The Hiding Place
It's late summer, and 40-year-old Joe Thorne has just moved from Manchester to Arnhill, the village where he grew up. He tells everyone that he has returned to pursue a job as an English teacher at his old school, Arnhill Academy, and folks seem to buy it. "People have told me I have an honest face," Joe informs the reader. "Which just goes to show how little people know." The truth is, Joe has returned after two decades away because he received an e-mail from an unidentified source saying, "I know what happened to your sister. It's happening again." "Your sister" is Annie, Joe's younger sibling, who died in Arnhill 25 years earlier; "what happened" isn't immediately clear to the reader.
Joe is replacing a teacher who recently committed suicide, taking her son with her. Joe rents their former home, in which the murder-suicide occurred: "Even in a dump like Arnhill this cottage is the only thing I can afford," he tells the reader, and then confides, "Of course, that isn't the only reason I chose it." Of course it isn't.
As in her creep-tastic debut, The Chalk Man, C.J. Tudor has built a narrator who is an amiable if not entirely transparent stand-in for a conventional thriller's detective.

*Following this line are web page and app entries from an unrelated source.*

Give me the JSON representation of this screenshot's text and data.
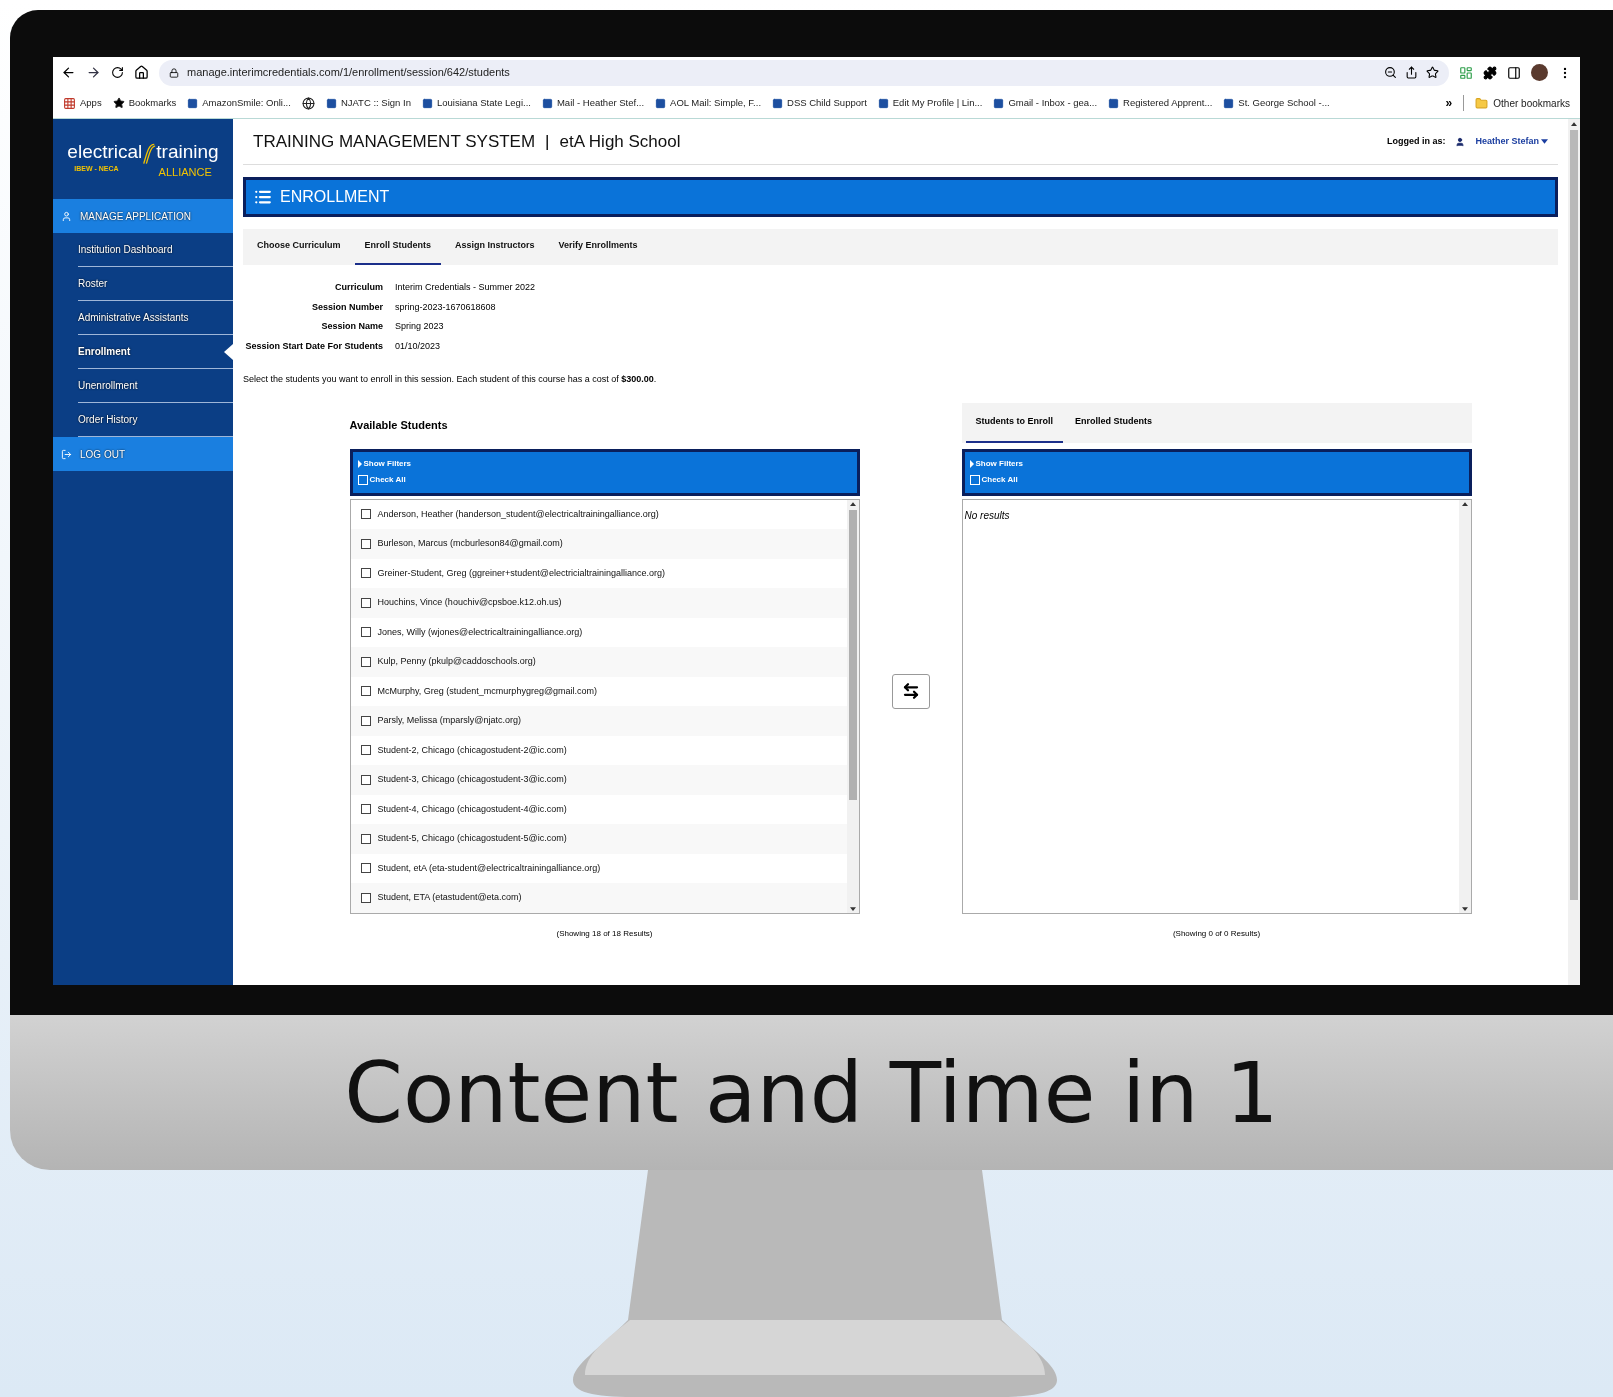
{
  "browser": {
    "url": "manage.interimcredentials.com/1/enrollment/session/642/students",
    "bookmarks": [
      {
        "label": "Apps",
        "kind": "apps"
      },
      {
        "label": "Bookmarks",
        "kind": "star"
      },
      {
        "label": "AmazonSmile: Onli...",
        "kind": "site"
      },
      {
        "kind": "globe"
      },
      {
        "label": "NJATC :: Sign In",
        "kind": "site"
      },
      {
        "label": "Louisiana State Legi...",
        "kind": "site"
      },
      {
        "label": "Mail - Heather Stef...",
        "kind": "site"
      },
      {
        "label": "AOL Mail: Simple, F...",
        "kind": "site"
      },
      {
        "label": "DSS Child Support",
        "kind": "site"
      },
      {
        "label": "Edit My Profile | Lin...",
        "kind": "site"
      },
      {
        "label": "Gmail - Inbox - gea...",
        "kind": "site"
      },
      {
        "label": "Registered Apprent...",
        "kind": "site"
      },
      {
        "label": "St. George School -...",
        "kind": "site"
      }
    ],
    "overflow": "»",
    "other_bookmarks": "Other bookmarks"
  },
  "sidebar": {
    "logo": {
      "word1": "electrical",
      "word2": "training",
      "tag": "IBEW - NECA",
      "sub": "ALLIANCE"
    },
    "items": [
      {
        "label": "MANAGE APPLICATION",
        "kind": "section",
        "selected": false
      },
      {
        "label": "Institution Dashboard",
        "kind": "link",
        "selected": false
      },
      {
        "label": "Roster",
        "kind": "link",
        "selected": false
      },
      {
        "label": "Administrative Assistants",
        "kind": "link",
        "selected": false
      },
      {
        "label": "Enrollment",
        "kind": "link",
        "selected": true
      },
      {
        "label": "Unenrollment",
        "kind": "link",
        "selected": false
      },
      {
        "label": "Order History",
        "kind": "link",
        "selected": false
      },
      {
        "label": "LOG OUT",
        "kind": "logout",
        "selected": false
      }
    ]
  },
  "header": {
    "title": "TRAINING MANAGEMENT SYSTEM",
    "separator": "|",
    "school": "etA High School",
    "logged_in_label": "Logged in as:",
    "user": "Heather Stefan"
  },
  "section_title": "ENROLLMENT",
  "steps": [
    {
      "label": "Choose Curriculum",
      "selected": false
    },
    {
      "label": "Enroll Students",
      "selected": true
    },
    {
      "label": "Assign Instructors",
      "selected": false
    },
    {
      "label": "Verify Enrollments",
      "selected": false
    }
  ],
  "details": [
    {
      "label": "Curriculum",
      "value": "Interim Credentials - Summer 2022"
    },
    {
      "label": "Session Number",
      "value": "spring-2023-1670618608"
    },
    {
      "label": "Session Name",
      "value": "Spring 2023"
    },
    {
      "label": "Session Start Date For Students",
      "value": "01/10/2023"
    }
  ],
  "instruction": "Select the students you want to enroll in this session. Each student of this course has a cost of **$300.00**.",
  "available": {
    "title": "Available Students",
    "show_filters": "Show Filters",
    "check_all": "Check All",
    "check_all_checked": false,
    "students": [
      {
        "label": "Anderson, Heather (handerson_student@electricaltrainingalliance.org)",
        "checked": false
      },
      {
        "label": "Burleson, Marcus (mcburleson84@gmail.com)",
        "checked": false
      },
      {
        "label": "Greiner-Student, Greg (ggreiner+student@electricialtrainingalliance.org)",
        "checked": false
      },
      {
        "label": "Houchins, Vince (houchiv@cpsboe.k12.oh.us)",
        "checked": false
      },
      {
        "label": "Jones, Willy (wjones@electricaltrainingalliance.org)",
        "checked": false
      },
      {
        "label": "Kulp, Penny (pkulp@caddoschools.org)",
        "checked": false
      },
      {
        "label": "McMurphy, Greg (student_mcmurphygreg@gmail.com)",
        "checked": false
      },
      {
        "label": "Parsly, Melissa (mparsly@njatc.org)",
        "checked": false
      },
      {
        "label": "Student-2, Chicago (chicagostudent-2@ic.com)",
        "checked": false
      },
      {
        "label": "Student-3, Chicago (chicagostudent-3@ic.com)",
        "checked": false
      },
      {
        "label": "Student-4, Chicago (chicagostudent-4@ic.com)",
        "checked": false
      },
      {
        "label": "Student-5, Chicago (chicagostudent-5@ic.com)",
        "checked": false
      },
      {
        "label": "Student, etA (eta-student@electricaltrainingalliance.org)",
        "checked": false
      },
      {
        "label": "Student, ETA (etastudent@eta.com)",
        "checked": false
      }
    ],
    "footer": "(Showing 18 of 18 Results)"
  },
  "enroll": {
    "tabs": [
      {
        "label": "Students to Enroll",
        "selected": true
      },
      {
        "label": "Enrolled Students",
        "selected": false
      }
    ],
    "show_filters": "Show Filters",
    "check_all": "Check All",
    "check_all_checked": false,
    "empty": "No results",
    "footer": "(Showing 0 of 0 Results)"
  },
  "caption": "Content and Time in 1"
}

But a conventional thriller The Hiding Place is not, especially given its reliance on horror mainstays like nightmares, a spooky doll and gore galore. Nevertheless, the surprise-abundant book's witty, self-effacing narration is closer to Nick Hornby than to Stephen King. --Nell Beram, author and freelance writer